Remember the old email hoax about Hillary Clinton pushing for email taxation? When we first heard AOL's plans for Goodmail today, we thought maybe the hoax had re-surfaced and a few industry reporters got hooked by it. But alas, this tax plan seems to be true. AOL has long held the leading standard in email whitelisting. Every email sender who cares about delivery has tried to keep their email reputation high so that they could earn placement on AOL's coveted Enhanced Whitelist. Now, AOL may be saying that those standards don't matter as much as a postage stamp when it comes to email delivery. more

The Geography of Internet Addressing
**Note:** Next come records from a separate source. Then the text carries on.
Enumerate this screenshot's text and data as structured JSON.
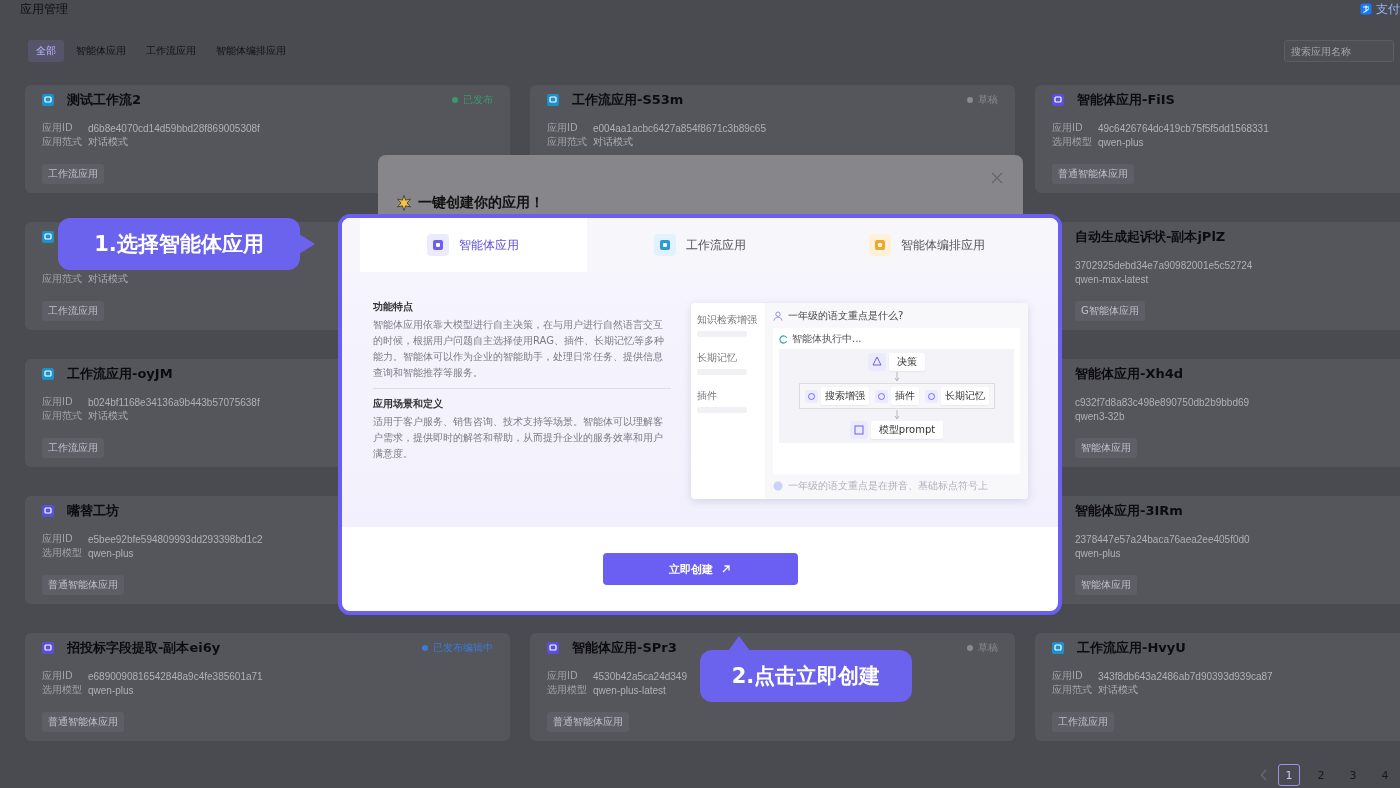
{
  "header": {
    "title": "应用管理",
    "account": "支付"
  },
  "tabs": [
    {
      "label": "全部",
      "selected": true
    },
    {
      "label": "智能体应用",
      "selected": false
    },
    {
      "label": "工作流应用",
      "selected": false
    },
    {
      "label": "智能体编排应用",
      "selected": false
    }
  ],
  "search": {
    "placeholder": "搜索应用名称"
  },
  "card_columns": [
    [
      {
        "kind": "workflow",
        "title": "测试工作流2",
        "status": {
          "label": "已发布",
          "color": "#3a9a6a"
        },
        "meta": [
          {
            "label": "应用ID",
            "value": "d6b8e4070cd14d59bbd28f869005308f"
          },
          {
            "label": "应用范式",
            "value": "对话模式"
          }
        ],
        "tag": "工作流应用"
      },
      {
        "kind": "workflow",
        "meta": [
          {
            "label": "应用范式",
            "value": "对话模式"
          }
        ],
        "tag": "工作流应用"
      },
      {
        "kind": "workflow",
        "title": "工作流应用-oyJM",
        "meta": [
          {
            "label": "应用ID",
            "value": "b024bf1168e34136a9b443b57075638f"
          },
          {
            "label": "应用范式",
            "value": "对话模式"
          }
        ],
        "tag": "工作流应用"
      },
      {
        "kind": "agent",
        "title": "嘴替工坊",
        "meta": [
          {
            "label": "应用ID",
            "value": "e5bee92bfe594809993dd293398bd1c2"
          },
          {
            "label": "选用模型",
            "value": "qwen-plus"
          }
        ],
        "tag": "普通智能体应用"
      },
      {
        "kind": "agent",
        "title": "招投标字段提取-副本ei6y",
        "status": {
          "label": "已发布编辑中",
          "color": "#3b7bd6"
        },
        "meta": [
          {
            "label": "应用ID",
            "value": "e6890090816542848a9c4fe385601a71"
          },
          {
            "label": "选用模型",
            "value": "qwen-plus"
          }
        ],
        "tag": "普通智能体应用"
      }
    ],
    [
      {
        "kind": "workflow",
        "title": "工作流应用-S53m",
        "status": {
          "label": "草稿",
          "color": "#8a8a92"
        },
        "meta": [
          {
            "label": "应用ID",
            "value": "e004aa1acbc6427a854f8671c3b89c65"
          },
          {
            "label": "应用范式",
            "value": "对话模式"
          }
        ]
      },
      {
        "kind": "agent",
        "title": "智能体应用-SPr3",
        "status": {
          "label": "草稿",
          "color": "#8a8a92"
        },
        "meta": [
          {
            "label": "应用ID",
            "value": "4530b42a5ca24d349"
          },
          {
            "label": "选用模型",
            "value": "qwen-plus-latest"
          }
        ],
        "tag": "普通智能体应用"
      }
    ],
    [
      {
        "kind": "agent",
        "title": "智能体应用-FiIS",
        "meta": [
          {
            "label": "应用ID",
            "value": "49c6426764dc419cb75f5f5dd1568331"
          },
          {
            "label": "选用模型",
            "value": "qwen-plus"
          }
        ],
        "tag": "普通智能体应用"
      },
      {
        "covered": true,
        "title": "自动生成起诉状-副本jPlZ",
        "meta": [
          {
            "value": "3702925debd34e7a90982001e5c52724"
          },
          {
            "value": "qwen-max-latest"
          }
        ],
        "tag": "G智能体应用"
      },
      {
        "covered": true,
        "title": "智能体应用-Xh4d",
        "meta": [
          {
            "value": "c932f7d8a83c498e890750db2b9bbd69"
          },
          {
            "value": "qwen3-32b"
          }
        ],
        "tag": "智能体应用"
      },
      {
        "covered": true,
        "title": "智能体应用-3IRm",
        "meta": [
          {
            "value": "2378447e57a24baca76aea2ee405f0d0"
          },
          {
            "value": "qwen-plus"
          }
        ],
        "tag": "智能体应用"
      },
      {
        "kind": "workflow",
        "title": "工作流应用-HvyU",
        "meta": [
          {
            "label": "应用ID",
            "value": "343f8db643a2486ab7d90393d939ca87"
          },
          {
            "label": "应用范式",
            "value": "对话模式"
          }
        ],
        "tag": "工作流应用"
      }
    ]
  ],
  "pagination": {
    "prev_disabled": true,
    "pages": [
      {
        "label": "1",
        "selected": true
      },
      {
        "label": "2",
        "selected": false
      },
      {
        "label": "3",
        "selected": false
      },
      {
        "label": "4",
        "selected": false
      }
    ]
  },
  "modal": {
    "title": "一键创建你的应用！",
    "panel": {
      "tabs": [
        {
          "kind": "agent",
          "label": "智能体应用",
          "selected": true
        },
        {
          "kind": "workflow",
          "label": "工作流应用",
          "selected": false
        },
        {
          "kind": "orchestration",
          "label": "智能体编排应用",
          "selected": false
        }
      ],
      "sections": [
        {
          "heading": "功能特点",
          "text": "智能体应用依靠大模型进行自主决策，在与用户进行自然语言交互的时候，根据用户问题自主选择使用RAG、插件、长期记忆等多种能力。智能体可以作为企业的智能助手，处理日常任务、提供信息查询和智能推荐等服务。"
        },
        {
          "heading": "应用场景和定义",
          "text": "适用于客户服务、销售咨询、技术支持等场景。智能体可以理解客户需求，提供即时的解答和帮助，从而提升企业的服务效率和用户满意度。"
        }
      ],
      "illustration": {
        "sidebar": [
          "知识检索增强",
          "长期记忆",
          "插件"
        ],
        "question": "一年级的语文重点是什么?",
        "status": "智能体执行中...",
        "decision": "决策",
        "tools": [
          "搜索增强",
          "插件",
          "长期记忆"
        ],
        "model": "模型prompt",
        "answer": "一年级的语文重点是在拼音、基础标点符号上"
      },
      "create_button": "立即创建"
    }
  },
  "callouts": {
    "select_step": "1.选择智能体应用",
    "create_step": "2.点击立即创建"
  }
}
The ITU-T has proposed a new system of country-based IP address allocations which aims to satisfy a natural demand for self-determination by countries; however, the proposal also stands to realign the Internet's frontiers onto national boundaries, with consequences which are explored here. ...we do indeed see the Internet as a single entity, and we even speak of the Internet's architecture as if there was one designer who laid out a plan and supervised its construction. But despite all appearances, the Internet landscape is indeed made up of many separate networks... This article will explore these issues, particularly in light of recent proposals to introduce new mechanisms for IP address management, a prospect which could, over time, substantially alter both the geography of the Internet, and its essential characteristics as a single cohesive network. more

What's Wrong With Spam Prosecutions

Spam these days is more than an annoyance -- it increasingly carries malware payloads that can do serious damage to your PC, steal your identity, or turn your PC into a zombie that carries out denial of service attacks. So anything that law enforcement can do to fight spam should be a good thing, right? Well, not quite, as I'll explain. more